Directions: Output the entries below without any alteration.

Input data:
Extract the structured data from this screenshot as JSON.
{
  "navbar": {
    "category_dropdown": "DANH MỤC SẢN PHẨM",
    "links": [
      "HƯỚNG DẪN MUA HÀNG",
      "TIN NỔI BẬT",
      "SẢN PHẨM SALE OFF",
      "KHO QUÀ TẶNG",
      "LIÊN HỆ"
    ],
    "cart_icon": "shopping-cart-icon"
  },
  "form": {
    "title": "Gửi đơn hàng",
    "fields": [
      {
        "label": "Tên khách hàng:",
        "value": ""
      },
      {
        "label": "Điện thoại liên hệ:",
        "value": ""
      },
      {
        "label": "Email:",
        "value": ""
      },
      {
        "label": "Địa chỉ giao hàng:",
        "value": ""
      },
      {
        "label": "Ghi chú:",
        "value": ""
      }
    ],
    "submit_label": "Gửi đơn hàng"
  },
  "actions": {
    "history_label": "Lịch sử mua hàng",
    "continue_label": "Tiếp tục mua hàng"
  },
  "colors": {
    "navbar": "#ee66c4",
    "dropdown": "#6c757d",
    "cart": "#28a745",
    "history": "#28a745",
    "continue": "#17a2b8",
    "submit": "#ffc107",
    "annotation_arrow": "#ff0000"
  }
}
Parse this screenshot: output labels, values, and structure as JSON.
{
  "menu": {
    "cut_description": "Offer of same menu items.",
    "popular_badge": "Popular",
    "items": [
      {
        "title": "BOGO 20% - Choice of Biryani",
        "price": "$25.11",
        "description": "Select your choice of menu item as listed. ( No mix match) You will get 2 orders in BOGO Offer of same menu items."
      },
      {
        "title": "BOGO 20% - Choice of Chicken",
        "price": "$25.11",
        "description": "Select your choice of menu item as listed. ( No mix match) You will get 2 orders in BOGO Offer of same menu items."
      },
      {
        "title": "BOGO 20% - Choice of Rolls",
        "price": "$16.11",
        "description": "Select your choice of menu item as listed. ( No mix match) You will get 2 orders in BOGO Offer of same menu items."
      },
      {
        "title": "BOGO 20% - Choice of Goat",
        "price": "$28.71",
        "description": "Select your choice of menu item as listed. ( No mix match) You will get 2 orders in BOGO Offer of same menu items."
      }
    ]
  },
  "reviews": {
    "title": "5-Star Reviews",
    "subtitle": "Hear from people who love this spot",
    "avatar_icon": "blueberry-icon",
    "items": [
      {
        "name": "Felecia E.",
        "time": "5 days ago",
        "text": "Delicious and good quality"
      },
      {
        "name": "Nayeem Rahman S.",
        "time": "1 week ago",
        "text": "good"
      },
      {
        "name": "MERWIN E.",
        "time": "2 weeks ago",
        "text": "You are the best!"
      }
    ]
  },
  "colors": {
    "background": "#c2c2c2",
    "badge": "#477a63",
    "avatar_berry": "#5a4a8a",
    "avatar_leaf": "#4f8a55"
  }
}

Completed exercise:
Extract the structured data from this screenshot as JSON.
{
  "navbar": {
    "category_dropdown": "DANH MỤC SẢN PHẨM",
    "links": [
      "HƯỚNG DẪN MUA HÀNG",
      "TIN NỔI BẬT",
      "SẢN PHẨM SALE OFF",
      "KHO QUÀ TẶNG",
      "LIÊN HỆ"
    ],
    "cart_icon": "shopping-cart-icon"
  },
  "form": {
    "title": "Gửi đơn hàng",
    "fields": [
      {
        "label": "Tên khách hàng:",
        "value": ""
      },
      {
        "label": "Điện thoại liên hệ:",
        "value": ""
      },
      {
        "label": "Email:",
        "value": ""
      },
      {
        "label": "Địa chỉ giao hàng:",
        "value": ""
      },
      {
        "label": "Ghi chú:",
        "value": ""
      }
    ],
    "submit_label": "Gửi đơn hàng"
  },
  "actions": {
    "history_label": "Lịch sử mua hàng",
    "continue_label": "Tiếp tục mua hàng"
  },
  "colors": {
    "navbar": "#ee66c4",
    "dropdown": "#6c757d",
    "cart": "#28a745",
    "history": "#28a745",
    "continue": "#17a2b8",
    "submit": "#ffc107",
    "annotation_arrow": "#ff0000"
  }
}
Parse this screenshot: output labels, values, and structure as JSON.
{
  "menu": {
    "cut_description": "Offer of same menu items.",
    "popular_badge": "Popular",
    "items": [
      {
        "title": "BOGO 20% - Choice of Biryani",
        "price": "$25.11",
        "description": "Select your choice of menu item as listed. ( No mix match) You will get 2 orders in BOGO Offer of same menu items."
      },
      {
        "title": "BOGO 20% - Choice of Chicken",
        "price": "$25.11",
        "description": "Select your choice of menu item as listed. ( No mix match) You will get 2 orders in BOGO Offer of same menu items."
      },
      {
        "title": "BOGO 20% - Choice of Rolls",
        "price": "$16.11",
        "description": "Select your choice of menu item as listed. ( No mix match) You will get 2 orders in BOGO Offer of same menu items."
      },
      {
        "title": "BOGO 20% - Choice of Goat",
        "price": "$28.71",
        "description": "Select your choice of menu item as listed. ( No mix match) You will get 2 orders in BOGO Offer of same menu items."
      }
    ]
  },
  "reviews": {
    "title": "5-Star Reviews",
    "subtitle": "Hear from people who love this spot",
    "avatar_icon": "blueberry-icon",
    "items": [
      {
        "name": "Felecia E.",
        "time": "5 days ago",
        "text": "Delicious and good quality"
      },
      {
        "name": "Nayeem Rahman S.",
        "time": "1 week ago",
        "text": "good"
      },
      {
        "name": "MERWIN E.",
        "time": "2 weeks ago",
        "text": "You are the best!"
      }
    ]
  },
  "colors": {
    "background": "#c2c2c2",
    "badge": "#477a63",
    "avatar_berry": "#5a4a8a",
    "avatar_leaf": "#4f8a55"
  }
}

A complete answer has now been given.